|Scientific Name||Mesonauta Festivus|
|Other Names||Festivum Cichlid, Barred Cichlid, Festive Cichlid|
|Aquarium Level||All Levels|
|Difficulty||Beginner - Intermediate|
|Best kept as||Groups 6+|
|Lifespan||up to 10 years|
|PH||5.5 - 7.5|
|GH||2 - 18|
|72 - 82℉|
22.2 - 27.8℃
Flag Cichlids are native to the Paraguay, Madre de Dios, Parana, Mamore, Guapore, Tapajós and Jamari river basins in Peru, Brazil, Bolivia and Paraguay in South America. These Cichlids inhabit slow-moving clear, white and blackwaters in streams, lakes and rivers where there is plenty of aquatic plants and vegetation for them to hide in.
Other Cichlids of interest
What to feed the Flag Cichlid
In the aquarium, tFlag Cichlids will enjoy a wide variety of foods such as live or frozen fare such as brine shrimp and bloodworm, as well as good quality dried foods like flakes and pellets.
Be sure to occasionally include some vegetable-based foods like spirulina flakes, blanched spinach, cucumber, or even oatmeal into their diet. All fish benefit from having vitamins and supplements in their diet.
It would be more beneficial to your Cichlids if you provided them with two to five little pinches of food several times a day instead of giving them a larger quantity once a day. This will maintain your water quality over a more extended period.
How to Sex the Flag Cichlid
It can be quite challenging to distinguish between the male and female Flag Cichlid. As adults, the males will be larger than the females. They also have a more elongated snout and more extended dorsal and anal fins, and larger pectoral fins than females.
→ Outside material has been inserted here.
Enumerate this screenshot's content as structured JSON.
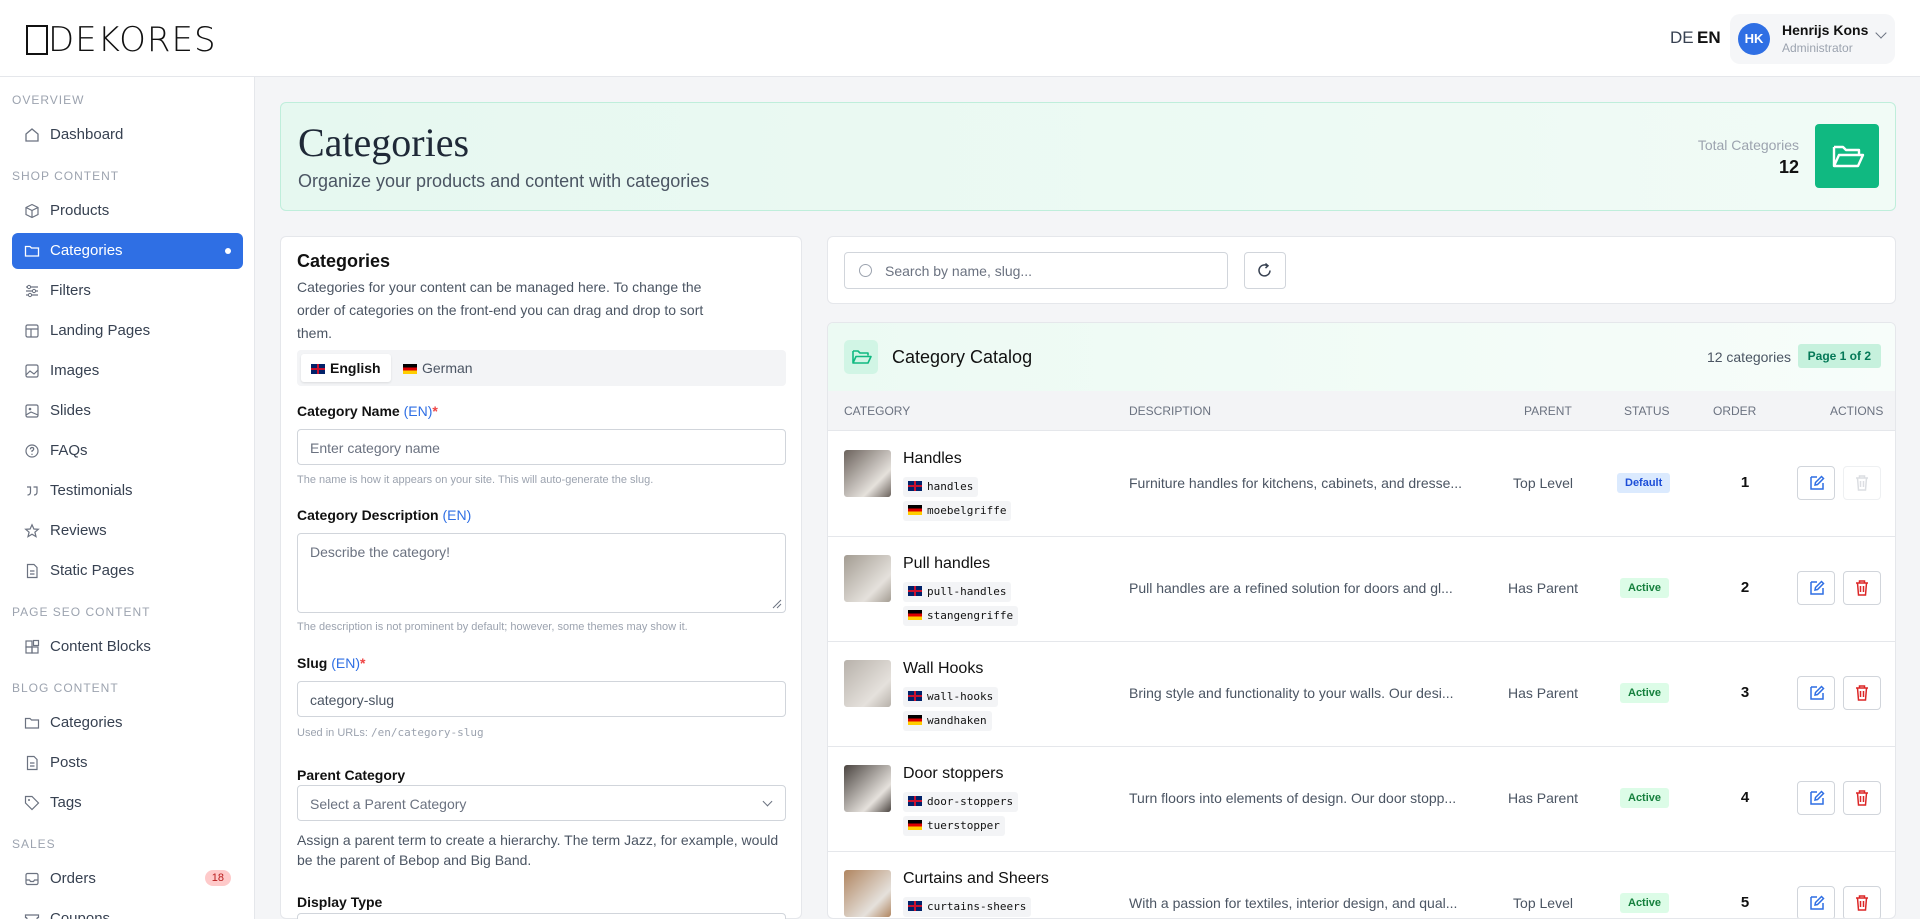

They usually pair up when they are around a year old, forming a strong, monogamous bond.
How to Breed the Flag Cichlid
Breeding takes place on a flat stone or a similar area. Once the breeding area is prepared, the females will deposit their eggs on these surfaces, which can be anything up to 200 eggs. The male will then fertilise them.
Both the male and female Flag Cichlid will guard the eggs, and when the fry hatch two to three days later, they will transfer them to a pit where the parents will keep them until they become free-swimming, which is usually around 3 to 4 days after hatching.
Both fish assume parental duties but can be easily spooked, which will often lead to them consuming the fry. It would be best to place the breeding tank in a quiet location where it will not be disturbed or disturbed as little as possible.
You can feed the fry on newly-hatched brine shrimp and powdered fry foods until they are large enough to take more significant foods.